The Wheel of Time turns and Ages come and pass. What was, what will be, and what is, may yet fall under the Shadow. For centuries, gleemen have told of The Great Hunt of the Horn. Now the Horn itself is found: the Horn of Valere long thought only legend, the Horn which will raise the dead heroes of the ages.
And it is stolen.
Spoilers for The Eye of The World, book 1 of The Wheel of Time
In my review of The Eye of The World, I talked about the pros and cons of the book, and how it kind of left me on the fence. Well, with The Great Hunt that is no longer the case – I like it.
The writing and worldbuilding is as good as the previous book. We get to see long awaited places like Tar Valon, the Ogier’s stedding, Cairhien, and more besides. There are revelations, but like any good mid-series book, The Great Hunt raises more questions and mysteries than it answers. I was rather pleasantly surprised to see the first chapter begin with the exact same lines as book one – The Wheel of Time turns… etc etc. Good stuff.
The nagging similarity to The Lord of The Rings has fortunately taken a huge step back as well, as the plot finally starts to go in less clichéd directions. The book also didn’t feel as over-long and drawn out (in part because it actually is shorter).
There’s a lot of character growth here.
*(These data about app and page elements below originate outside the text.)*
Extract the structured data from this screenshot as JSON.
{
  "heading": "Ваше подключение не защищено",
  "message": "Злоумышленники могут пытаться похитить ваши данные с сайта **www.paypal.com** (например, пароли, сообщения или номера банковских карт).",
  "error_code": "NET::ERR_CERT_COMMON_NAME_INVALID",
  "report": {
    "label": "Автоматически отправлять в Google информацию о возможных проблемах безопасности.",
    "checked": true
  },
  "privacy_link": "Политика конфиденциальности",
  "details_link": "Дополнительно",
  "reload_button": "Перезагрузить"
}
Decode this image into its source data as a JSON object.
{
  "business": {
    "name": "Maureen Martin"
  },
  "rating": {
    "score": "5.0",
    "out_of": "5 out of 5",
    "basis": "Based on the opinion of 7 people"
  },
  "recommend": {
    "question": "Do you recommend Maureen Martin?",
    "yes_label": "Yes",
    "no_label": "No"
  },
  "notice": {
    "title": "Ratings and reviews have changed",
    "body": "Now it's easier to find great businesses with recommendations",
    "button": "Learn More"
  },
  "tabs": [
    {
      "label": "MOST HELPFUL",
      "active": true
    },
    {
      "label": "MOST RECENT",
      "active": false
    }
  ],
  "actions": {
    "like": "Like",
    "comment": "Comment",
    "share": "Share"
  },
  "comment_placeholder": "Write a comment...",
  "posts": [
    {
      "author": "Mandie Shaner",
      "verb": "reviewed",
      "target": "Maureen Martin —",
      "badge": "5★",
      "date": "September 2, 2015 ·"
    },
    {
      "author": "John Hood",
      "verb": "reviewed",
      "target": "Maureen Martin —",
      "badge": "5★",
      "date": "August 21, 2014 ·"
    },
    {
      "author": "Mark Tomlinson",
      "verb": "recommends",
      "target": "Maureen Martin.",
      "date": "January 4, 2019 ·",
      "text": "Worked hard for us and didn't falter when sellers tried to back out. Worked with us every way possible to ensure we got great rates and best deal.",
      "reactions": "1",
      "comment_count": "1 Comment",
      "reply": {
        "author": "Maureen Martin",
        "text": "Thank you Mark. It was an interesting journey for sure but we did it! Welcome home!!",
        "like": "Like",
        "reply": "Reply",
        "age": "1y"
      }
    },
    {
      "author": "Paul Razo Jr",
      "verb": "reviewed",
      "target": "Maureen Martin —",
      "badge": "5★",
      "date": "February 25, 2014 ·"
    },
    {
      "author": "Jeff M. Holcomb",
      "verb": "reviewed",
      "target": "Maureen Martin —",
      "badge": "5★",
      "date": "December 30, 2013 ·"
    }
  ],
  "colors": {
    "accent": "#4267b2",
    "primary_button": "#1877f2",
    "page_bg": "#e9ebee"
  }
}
I’m really impressed at how Jordan has managed to evolve these people from village folk to players in large scale conflicts, and yet have them retain the core of their selves, so that they feel changed, not different. And I was surprised to find that I was growing to like Nynaeve. Yes, she retains all that irritated me in the first place – her temper, her overblown mistrust and hate of Moiraine, but her concern and protectiveness for those she cares about is starting to win me over. On the minus side, Moiraine has rather few appearances in this book – I really liked her.
The real surprise though was Padan Fain, the captured Darkfriend from the first book. Fain reveals himself to be much more than a simple bad guy, and is suitably creepy and evil and disgusting for all of his (rather short) appearances.
One more reason the plot felt faster and streamlined is much more stuff happens. The Eye of The World was, at the end, a big long walk/ride from one end of the land to the other, and had to spend a lot of time laying the framework of the world. Now though, there are a lot more viewpoints as Jordan brings in small viewpoints from secondary characters – like Domon, captain of the Spray, Padan Fain, Bornhald of the Children of the Light etc. who give us a much broader view of the goings on. And there are a lot of those too – there’s a mysterious invasion, the eponymous hunt for the Horn of Valere, Aes Sedai training, probabilistic adventures and more. All in all, the book feels much better paced.
There are still some issues though. One is Rand and Perrin’s continued refusal of their true nature. Yes, it is understandable that they are not thrilled about it, but after hearing for the nth time how Perrin hates being able to talk to wolves, I was like “Damnit Perrin, deal with it!”. That’s a minor one. The big one is the ending.
It’s not bad, there’s some exciting moments, and some painful sacrifices, battle etc. Which was all fine, but I’ve come to expect more from climaxes – revelations. I kept waiting for some big reveal, some mind-blowing twist, and it never came. In more than one ways it was like the ending of Eye of The World – there’s a bunch of apparently climactic stuff that happens, but in the end nothing major has changed. It just feels like holding tactics. The Dark One is breaking free, and I wish the people would actually do something – actively, not reactively – to prevent that.
And the story itself, though no longer as predictable, is still a pretty standard fetch quest for more parts, and not a edge-of-your seat adventure.
Finally, a word about Jordan’s approach to sword fighting. It is far too abstract for me. Lightning of Three Prongs meets Leaf on the Breeze doesn’t do anything for me as a description. I get that the idea is to allow the reader freedom of imagination, but it just doesn’t work for me.
So, The Great Hunt improves upon The Eye of The World in some ways, and is certainly a more fun read. More importantly, I’m now invested in the world and characters. Perhaps more in the world than the characters. And I can’t wait to find out more. So we’re off to The Dragon Reborn, this time with no hesitation.
My Rating : 4/5
PS : I have blogged in greater depth about my experience of reading this book – less review, and more a blow by blow of my feelings as stuff happens. Check them out here.